TASK DIRECTIONS:
Among the entries, find the lines with the string "desc" and report them.

DATA EXTRACT:
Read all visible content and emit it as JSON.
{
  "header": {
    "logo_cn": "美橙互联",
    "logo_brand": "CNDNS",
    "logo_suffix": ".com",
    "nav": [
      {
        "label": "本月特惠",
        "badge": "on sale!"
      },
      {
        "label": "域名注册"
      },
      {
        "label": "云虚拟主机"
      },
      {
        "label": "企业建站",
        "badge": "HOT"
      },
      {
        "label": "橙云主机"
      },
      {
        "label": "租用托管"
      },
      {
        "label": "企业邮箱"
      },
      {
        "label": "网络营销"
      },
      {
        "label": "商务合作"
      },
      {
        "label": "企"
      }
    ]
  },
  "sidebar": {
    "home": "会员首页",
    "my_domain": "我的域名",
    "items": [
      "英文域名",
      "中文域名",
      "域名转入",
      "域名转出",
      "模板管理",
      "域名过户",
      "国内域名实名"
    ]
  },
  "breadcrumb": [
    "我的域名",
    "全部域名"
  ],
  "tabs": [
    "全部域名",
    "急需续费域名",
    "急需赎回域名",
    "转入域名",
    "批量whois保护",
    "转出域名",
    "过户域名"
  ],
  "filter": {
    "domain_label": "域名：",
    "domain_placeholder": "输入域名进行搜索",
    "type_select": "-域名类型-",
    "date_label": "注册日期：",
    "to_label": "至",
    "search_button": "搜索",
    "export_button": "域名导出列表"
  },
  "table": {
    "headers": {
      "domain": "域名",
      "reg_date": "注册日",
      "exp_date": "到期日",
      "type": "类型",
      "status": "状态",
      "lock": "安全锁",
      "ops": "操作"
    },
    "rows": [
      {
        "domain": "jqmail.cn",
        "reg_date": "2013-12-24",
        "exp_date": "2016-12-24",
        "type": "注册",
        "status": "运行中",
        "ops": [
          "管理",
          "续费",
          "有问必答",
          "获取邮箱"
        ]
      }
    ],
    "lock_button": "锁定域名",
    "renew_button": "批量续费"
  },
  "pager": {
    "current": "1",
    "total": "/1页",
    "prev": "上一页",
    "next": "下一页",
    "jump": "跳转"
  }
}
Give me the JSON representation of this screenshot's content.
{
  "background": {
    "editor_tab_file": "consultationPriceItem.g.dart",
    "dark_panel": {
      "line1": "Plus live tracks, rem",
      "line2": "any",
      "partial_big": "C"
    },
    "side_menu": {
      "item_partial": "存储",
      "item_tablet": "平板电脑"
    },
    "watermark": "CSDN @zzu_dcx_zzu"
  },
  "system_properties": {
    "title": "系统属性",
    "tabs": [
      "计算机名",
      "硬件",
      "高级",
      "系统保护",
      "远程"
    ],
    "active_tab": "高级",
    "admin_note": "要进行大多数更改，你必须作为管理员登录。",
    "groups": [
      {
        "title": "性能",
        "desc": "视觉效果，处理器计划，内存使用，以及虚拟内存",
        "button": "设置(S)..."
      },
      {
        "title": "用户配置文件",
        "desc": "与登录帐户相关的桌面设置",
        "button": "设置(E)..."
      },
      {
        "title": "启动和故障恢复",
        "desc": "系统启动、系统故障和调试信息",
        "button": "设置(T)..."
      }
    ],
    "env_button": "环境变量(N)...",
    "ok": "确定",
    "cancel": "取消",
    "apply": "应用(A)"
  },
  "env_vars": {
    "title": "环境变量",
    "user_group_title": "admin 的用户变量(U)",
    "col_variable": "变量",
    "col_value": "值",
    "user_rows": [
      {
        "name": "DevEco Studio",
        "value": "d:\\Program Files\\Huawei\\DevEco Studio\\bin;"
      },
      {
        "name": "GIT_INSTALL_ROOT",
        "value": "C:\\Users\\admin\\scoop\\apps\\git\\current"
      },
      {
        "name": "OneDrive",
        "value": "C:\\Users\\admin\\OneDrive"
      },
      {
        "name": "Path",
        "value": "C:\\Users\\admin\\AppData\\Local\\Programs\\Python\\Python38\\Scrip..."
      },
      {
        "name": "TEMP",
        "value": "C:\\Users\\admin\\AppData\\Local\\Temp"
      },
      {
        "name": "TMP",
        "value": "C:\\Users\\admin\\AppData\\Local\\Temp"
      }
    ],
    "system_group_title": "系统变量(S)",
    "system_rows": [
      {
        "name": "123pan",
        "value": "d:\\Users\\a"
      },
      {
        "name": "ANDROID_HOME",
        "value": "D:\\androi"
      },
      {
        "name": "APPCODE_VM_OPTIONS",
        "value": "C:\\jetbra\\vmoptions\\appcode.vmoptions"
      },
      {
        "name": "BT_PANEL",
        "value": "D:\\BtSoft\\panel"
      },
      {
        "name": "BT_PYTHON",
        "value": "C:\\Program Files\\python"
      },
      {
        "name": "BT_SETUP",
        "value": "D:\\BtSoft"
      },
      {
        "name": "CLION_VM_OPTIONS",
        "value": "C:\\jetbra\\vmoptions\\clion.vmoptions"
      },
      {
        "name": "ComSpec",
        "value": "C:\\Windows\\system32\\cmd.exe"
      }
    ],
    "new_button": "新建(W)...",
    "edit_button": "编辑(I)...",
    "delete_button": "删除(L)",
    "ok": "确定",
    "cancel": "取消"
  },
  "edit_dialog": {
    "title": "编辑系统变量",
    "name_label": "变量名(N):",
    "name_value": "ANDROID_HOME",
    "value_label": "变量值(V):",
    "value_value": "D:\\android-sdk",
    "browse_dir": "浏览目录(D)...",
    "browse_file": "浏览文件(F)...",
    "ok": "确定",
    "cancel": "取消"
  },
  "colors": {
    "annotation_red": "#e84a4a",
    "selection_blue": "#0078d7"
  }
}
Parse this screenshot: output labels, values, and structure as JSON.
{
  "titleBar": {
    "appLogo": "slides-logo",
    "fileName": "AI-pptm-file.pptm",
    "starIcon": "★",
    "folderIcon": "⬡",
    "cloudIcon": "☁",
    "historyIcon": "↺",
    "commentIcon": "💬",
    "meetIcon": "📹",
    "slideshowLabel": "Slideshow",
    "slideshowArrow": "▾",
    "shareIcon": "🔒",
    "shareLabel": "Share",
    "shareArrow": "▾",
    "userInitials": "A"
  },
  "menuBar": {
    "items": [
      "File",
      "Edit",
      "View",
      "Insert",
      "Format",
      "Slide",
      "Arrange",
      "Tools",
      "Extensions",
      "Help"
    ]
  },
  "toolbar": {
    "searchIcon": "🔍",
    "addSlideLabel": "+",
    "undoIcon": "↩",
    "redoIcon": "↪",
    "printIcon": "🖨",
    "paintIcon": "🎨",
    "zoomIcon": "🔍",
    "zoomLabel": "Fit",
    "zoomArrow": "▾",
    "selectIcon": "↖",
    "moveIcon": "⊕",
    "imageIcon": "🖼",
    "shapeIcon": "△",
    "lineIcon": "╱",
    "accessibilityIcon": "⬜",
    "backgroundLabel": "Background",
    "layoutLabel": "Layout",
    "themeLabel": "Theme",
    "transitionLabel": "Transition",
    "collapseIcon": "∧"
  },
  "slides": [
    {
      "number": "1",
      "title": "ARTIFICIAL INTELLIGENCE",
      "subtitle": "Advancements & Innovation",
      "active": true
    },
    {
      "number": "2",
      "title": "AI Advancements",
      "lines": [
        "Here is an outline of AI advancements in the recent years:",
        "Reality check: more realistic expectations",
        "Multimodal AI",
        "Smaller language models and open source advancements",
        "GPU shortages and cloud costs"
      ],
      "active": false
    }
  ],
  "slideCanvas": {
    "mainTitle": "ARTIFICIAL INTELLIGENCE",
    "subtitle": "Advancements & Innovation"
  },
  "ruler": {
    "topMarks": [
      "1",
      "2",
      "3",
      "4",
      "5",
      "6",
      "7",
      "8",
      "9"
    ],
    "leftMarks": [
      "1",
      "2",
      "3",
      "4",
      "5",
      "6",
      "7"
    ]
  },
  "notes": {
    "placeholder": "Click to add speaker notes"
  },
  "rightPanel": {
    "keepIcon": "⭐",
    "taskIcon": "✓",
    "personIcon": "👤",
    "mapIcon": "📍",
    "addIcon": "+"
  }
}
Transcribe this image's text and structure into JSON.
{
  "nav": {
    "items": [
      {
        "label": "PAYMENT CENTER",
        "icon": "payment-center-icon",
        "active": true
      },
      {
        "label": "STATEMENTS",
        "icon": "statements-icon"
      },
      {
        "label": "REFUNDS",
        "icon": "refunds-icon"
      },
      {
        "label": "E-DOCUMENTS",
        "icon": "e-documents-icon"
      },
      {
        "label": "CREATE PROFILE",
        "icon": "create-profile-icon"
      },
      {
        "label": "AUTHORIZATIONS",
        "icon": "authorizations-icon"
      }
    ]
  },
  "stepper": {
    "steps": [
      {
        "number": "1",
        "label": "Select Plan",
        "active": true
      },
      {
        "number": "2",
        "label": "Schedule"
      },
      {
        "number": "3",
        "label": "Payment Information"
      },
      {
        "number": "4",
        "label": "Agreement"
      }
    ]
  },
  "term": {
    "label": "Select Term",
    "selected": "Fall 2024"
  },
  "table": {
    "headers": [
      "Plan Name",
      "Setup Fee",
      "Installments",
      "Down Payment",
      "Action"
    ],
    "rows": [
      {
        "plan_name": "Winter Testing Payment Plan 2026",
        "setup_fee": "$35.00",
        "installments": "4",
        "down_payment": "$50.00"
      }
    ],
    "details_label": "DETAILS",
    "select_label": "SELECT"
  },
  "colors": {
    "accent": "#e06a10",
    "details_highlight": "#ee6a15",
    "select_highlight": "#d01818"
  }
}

RESULT OF THIS EXERCISE:
        "desc": "视觉效果，处理器计划，内存使用，以及虚拟内存",
        "desc": "与登录帐户相关的桌面设置",
        "desc": "系统启动、系统故障和调试信息",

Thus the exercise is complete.